Christie Minchew in her Chatham County Studio
Christie Minchew comes to her eclectic adaptability genetically. “I was a Navy brat, and moved a lot until I was nine,” she reflects. “My mom was frugal and creative, she reminisces. “If she wanted something for the house or for us, she’d figure out how to make it herself.”  Christie joined in her mother’s projects, and developed skills for working with her hands at an early age. “I didn’t really ever play with dolls, she recalls. “I made rooms in which they could live in style.” Already drawn to color, Minchew brightly painted the inside of her closets. She constructed purses from cardboard, and her mother taught her to sew.

Later living in the DC area, her father stationed at the Pentagon, Christie enrolled in the School of Architecture at Virginia Tech. For an architecture statement project, she partially designed and constructed a weaver’s loom – It took her five years – It now lives in her Chatham studio.

She graduated with a specialization in Landscape Architecture, and for about a year and a half worked as a landscape architect in Richmond. In the 1980s, a downturn in the economy prompted a significant change in Christie’s life path. She talked herself into a job as a System Engineer at IBM, providing technical sales support. After several years, she moved to sales, capitalizing on her natural skills in relationship marketing of “big computers”. Her over 20 year career associated with IBM found her living in California, and finally in Raleigh. In 2001, she left the corporate life.

Fiber art inspired by microscopic photo of mahogany structure
framed in mahogany
She craved a less corporate personal look, and designed and hand made a purse. Friends encouraged her to make more. She started participating in craft shows. She recalls, “One day in a fabric store, the proprietor noticed one of my hand made purses and asked if I could make patterns.”  This launched a new business, “Sweetbriar Studio”, a sewing pattern business that continues today.
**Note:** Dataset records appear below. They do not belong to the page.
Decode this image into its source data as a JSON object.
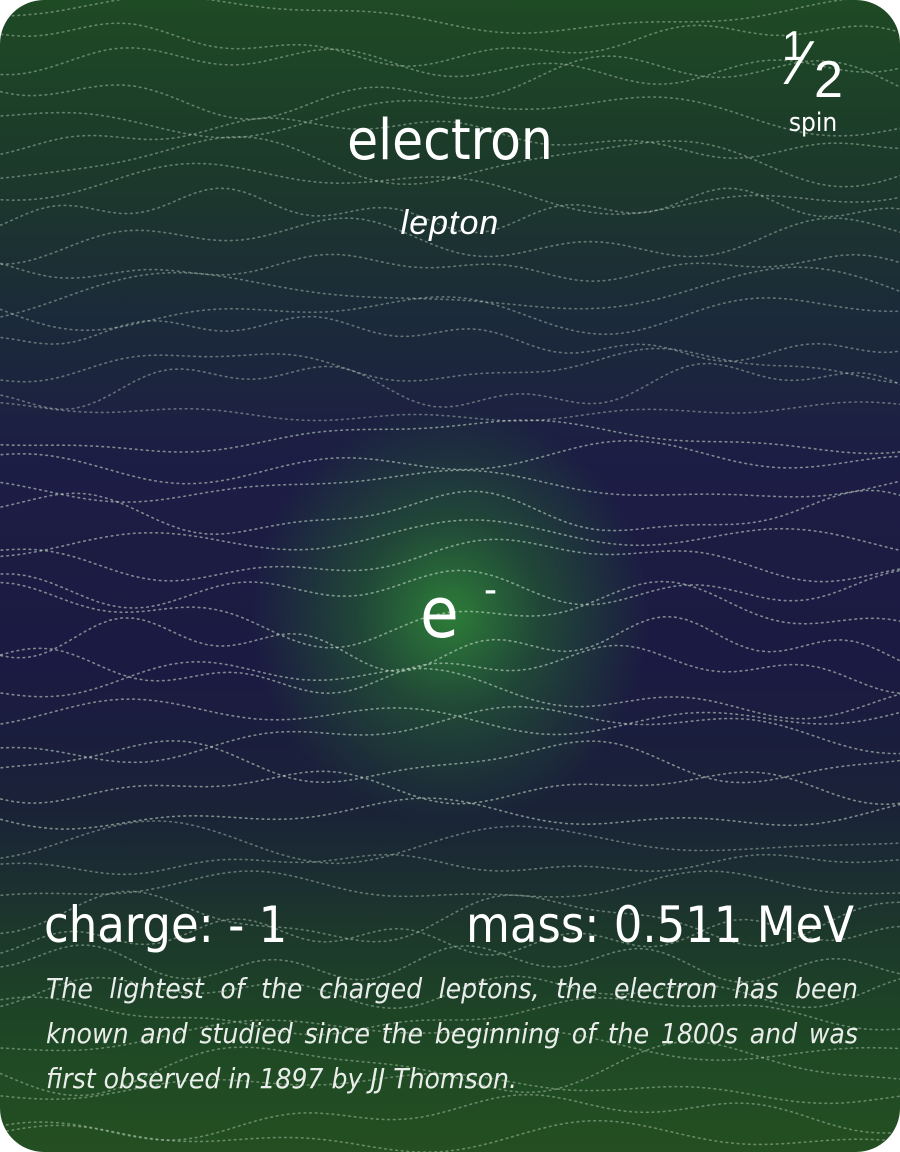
{
  "card": {
    "name": "electron",
    "category": "lepton",
    "symbol": "e",
    "symbol_superscript": "-",
    "spin": {
      "numerator": "1",
      "denominator": "2",
      "label": "spin"
    },
    "charge_text": "charge: - 1",
    "mass_text": "mass: 0.511 MeV",
    "description": "The lightest of the charged leptons, the electron has been known and studied since the beginning of the 1800s and was first observed in 1897 by JJ Thomson."
  },
  "colors": {
    "top_green": "#1e4a24",
    "middle_navy": "#1c1d44",
    "center_glow": "#2e8238",
    "text": "#ffffff",
    "wave_dots": "#cfe3cf"
  }
}
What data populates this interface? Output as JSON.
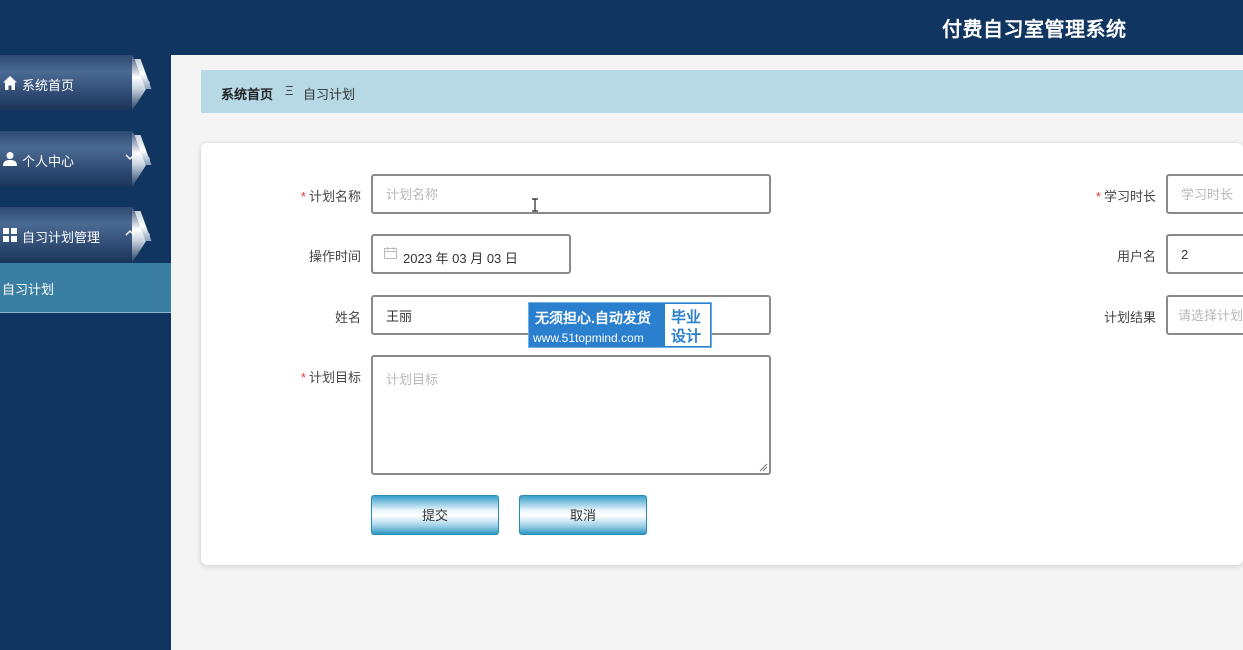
{
  "header": {
    "title": "付费自习室管理系统"
  },
  "sidebar": {
    "items": [
      {
        "label": "系统首页",
        "icon": "home-icon"
      },
      {
        "label": "个人中心",
        "icon": "user-icon",
        "chevron": "chevron-down-icon"
      },
      {
        "label": "自习计划管理",
        "icon": "grid-icon",
        "chevron": "chevron-up-icon"
      }
    ],
    "sub_item": {
      "label": "自习计划"
    }
  },
  "breadcrumb": {
    "home": "系统首页",
    "separator": "Ξ",
    "current": "自习计划"
  },
  "form": {
    "plan_name": {
      "label": "计划名称",
      "required": true,
      "placeholder": "计划名称",
      "value": ""
    },
    "study_duration": {
      "label": "学习时长",
      "required": true,
      "placeholder": "学习时长",
      "value": ""
    },
    "operation_time": {
      "label": "操作时间",
      "value": "2023 年 03 月 03 日"
    },
    "username": {
      "label": "用户名",
      "value": "2"
    },
    "name": {
      "label": "姓名",
      "value": "王丽"
    },
    "plan_result": {
      "label": "计划结果",
      "placeholder": "请选择计划结果",
      "value": ""
    },
    "plan_goal": {
      "label": "计划目标",
      "required": true,
      "placeholder": "计划目标",
      "value": ""
    },
    "submit_label": "提交",
    "cancel_label": "取消"
  },
  "watermark": {
    "line1": "无须担心.自动发货",
    "line2": "www.51topmind.com",
    "badge_line1": "毕业",
    "badge_line2": "设计"
  },
  "colors": {
    "header_bg": "#0f3560",
    "sub_item_bg": "#3a7fa3",
    "breadcrumb_bg": "#b7d9e6",
    "required": "#e4393c",
    "button_accent": "#2f95c0"
  }
}
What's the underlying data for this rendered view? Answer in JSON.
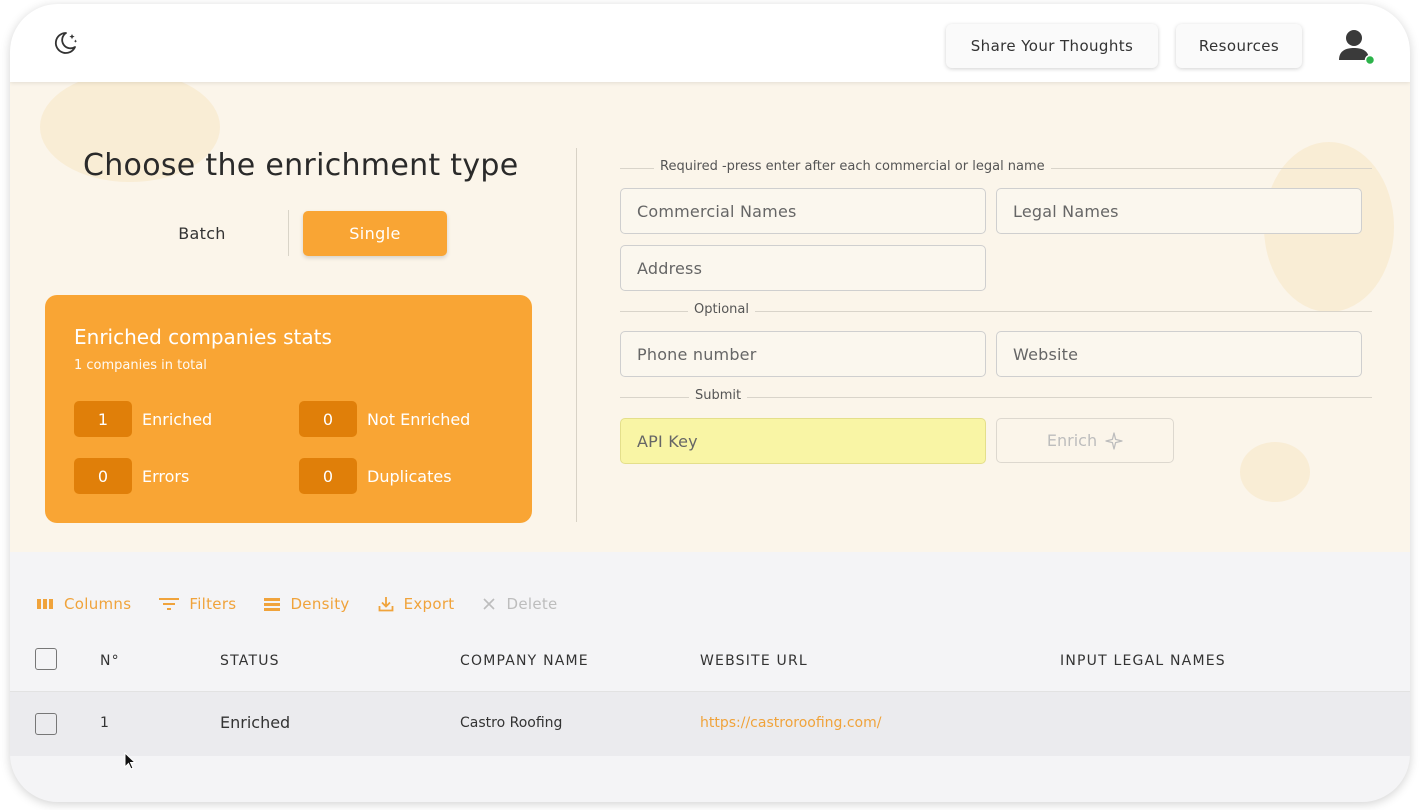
{
  "header": {
    "theme_icon": "moon-stars-icon",
    "share_label": "Share Your Thoughts",
    "resources_label": "Resources",
    "avatar_icon": "user-icon",
    "status_color": "#2cb34a"
  },
  "enrichment": {
    "title": "Choose the enrichment type",
    "batch_label": "Batch",
    "single_label": "Single",
    "selected": "Single"
  },
  "stats": {
    "title": "Enriched companies stats",
    "subtitle": "1 companies in total",
    "enriched_value": "1",
    "enriched_label": "Enriched",
    "not_enriched_value": "0",
    "not_enriched_label": "Not Enriched",
    "errors_value": "0",
    "errors_label": "Errors",
    "duplicates_value": "0",
    "duplicates_label": "Duplicates"
  },
  "form": {
    "required_label": "Required -press enter after each commercial or legal name",
    "commercial_placeholder": "Commercial Names",
    "legal_placeholder": "Legal Names",
    "address_placeholder": "Address",
    "optional_label": "Optional",
    "phone_placeholder": "Phone number",
    "website_placeholder": "Website",
    "submit_label": "Submit",
    "api_key_placeholder": "API Key",
    "enrich_label": "Enrich"
  },
  "toolbar": {
    "columns": "Columns",
    "filters": "Filters",
    "density": "Density",
    "export": "Export",
    "delete": "Delete"
  },
  "table": {
    "headers": [
      "N°",
      "STATUS",
      "COMPANY NAME",
      "WEBSITE URL",
      "INPUT LEGAL NAMES"
    ],
    "rows": [
      {
        "number": "1",
        "status": "Enriched",
        "company_name": "Castro Roofing",
        "website_url": "https://castroroofing.com/",
        "input_legal_names": ""
      }
    ]
  },
  "colors": {
    "accent": "#f9a534",
    "accent_dark": "#e07f09",
    "link": "#f0a33b",
    "api_highlight": "#f9f5a5"
  }
}
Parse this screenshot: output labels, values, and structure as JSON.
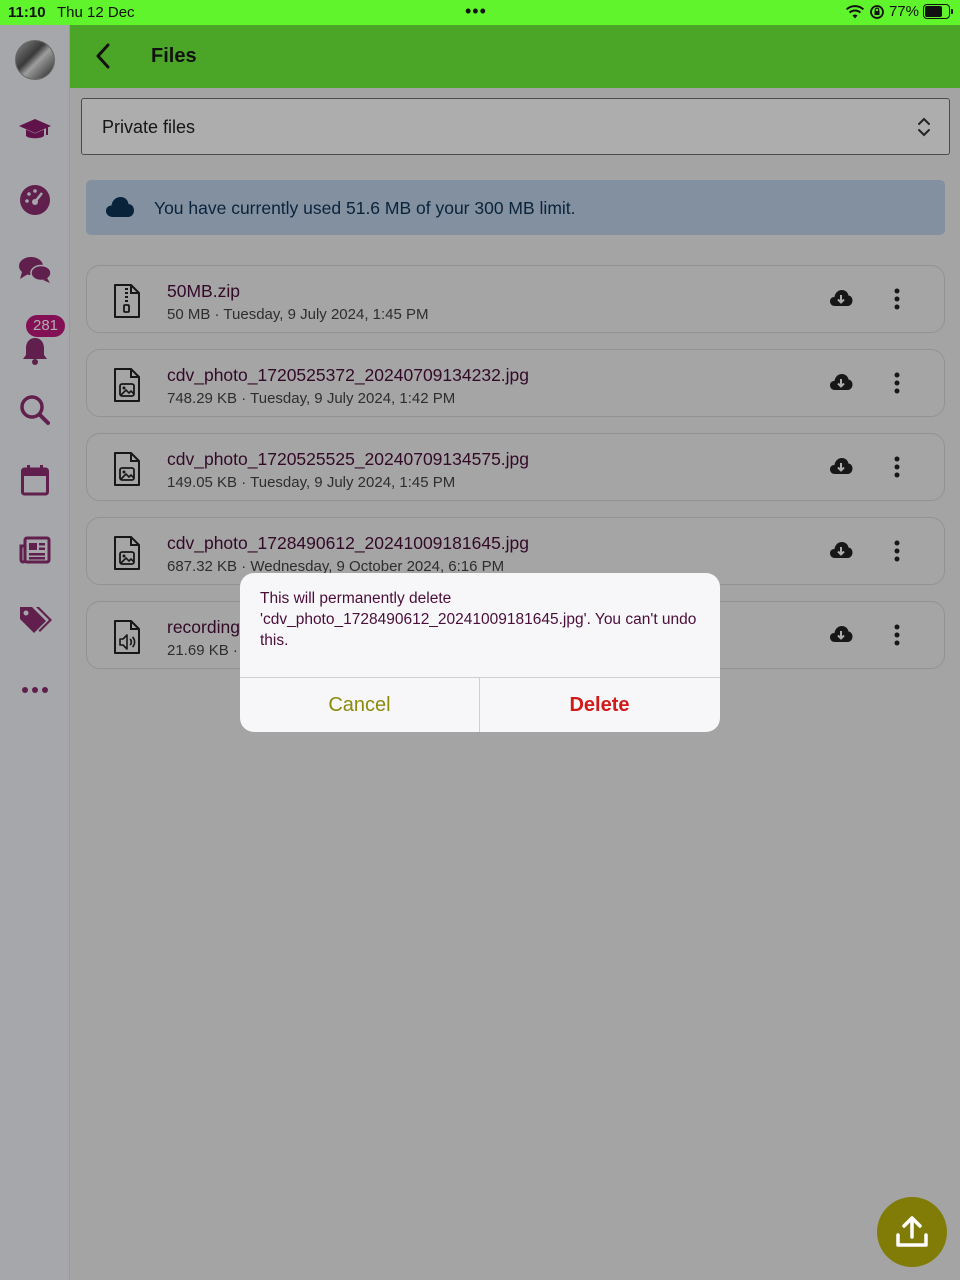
{
  "status_bar": {
    "time": "11:10",
    "date": "Thu 12 Dec",
    "dots": "•••",
    "battery_pct": "77%",
    "battery_level": 0.77
  },
  "rail": {
    "items": [
      {
        "icon": "graduation-cap-icon"
      },
      {
        "icon": "dashboard-gauge-icon"
      },
      {
        "icon": "chat-bubbles-icon"
      },
      {
        "icon": "bell-icon"
      },
      {
        "icon": "search-icon"
      },
      {
        "icon": "calendar-icon"
      },
      {
        "icon": "newspaper-icon"
      },
      {
        "icon": "tags-icon"
      },
      {
        "icon": "more-dots-icon"
      }
    ],
    "notification_count": "281"
  },
  "header": {
    "title": "Files"
  },
  "selector": {
    "value": "Private files"
  },
  "quota": {
    "text": "You have currently used 51.6 MB of your 300 MB limit."
  },
  "files": [
    {
      "name": "50MB.zip",
      "meta": "50 MB · Tuesday, 9 July 2024, 1:45 PM",
      "icon": "zip-file-icon"
    },
    {
      "name": "cdv_photo_1720525372_20240709134232.jpg",
      "meta": "748.29 KB · Tuesday, 9 July 2024, 1:42 PM",
      "icon": "image-file-icon"
    },
    {
      "name": "cdv_photo_1720525525_20240709134575.jpg",
      "meta": "149.05 KB · Tuesday, 9 July 2024, 1:45 PM",
      "icon": "image-file-icon"
    },
    {
      "name": "cdv_photo_1728490612_20241009181645.jpg",
      "meta": "687.32 KB · Wednesday, 9 October 2024, 6:16 PM",
      "icon": "image-file-icon"
    },
    {
      "name": "recording",
      "meta": "21.69 KB ·",
      "icon": "audio-file-icon"
    }
  ],
  "dialog": {
    "message": "This will permanently delete 'cdv_photo_1728490612_20241009181645.jpg'. You can't undo this.",
    "cancel_label": "Cancel",
    "delete_label": "Delete"
  },
  "colors": {
    "header_green": "#6ff53a",
    "brand_purple": "#7b1f62",
    "delete_red": "#d11a1a",
    "fab_olive": "#817c08"
  }
}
 Minchew’s latest transformation resulted from her desire to transition from fine craft to works more creatively artistic. “In about 2008, I wanted to start making table runners, but was looking for a way to make them not only decorative, but more free-form,” she states. “While on vacation, I was thumbing through a magazine and noticed an advertisement for a "wet-felted" garment. When I got home, I taught myself to wet-felt.” As a result of getting back into sewing and then working with felting, Christie’s latent addiction to all things fiber was reignited.

Sculptural fiber art inspired by galactic image
Minchew’s unique fabric creations are characterized by dimensionality, pattern and texture, and often inspired by the microscopic and telescopic patterns in the natural world. It is, as she puts it, “organicy looking”. “I like this counterpoint to the technical control of the corporate world, or even the pattern business.” The wet felting process is exciting to her. “The material transforms before your eyes,” she emotes. “There is this wonderful balance between artistic control and serendipity.”

Christie Minchew is one of the many regionally and nationally recognized artists and fine crafts people who will open their studios the first two weekends in December at the 20th Annual Chatham Studio Tour ( Visitors from all around enjoy Chatham’s rural beauty and share with the members of the Chatham Artists Guild in the creative process. It is a holiday tradition, and an opportunity to purchase unique original art.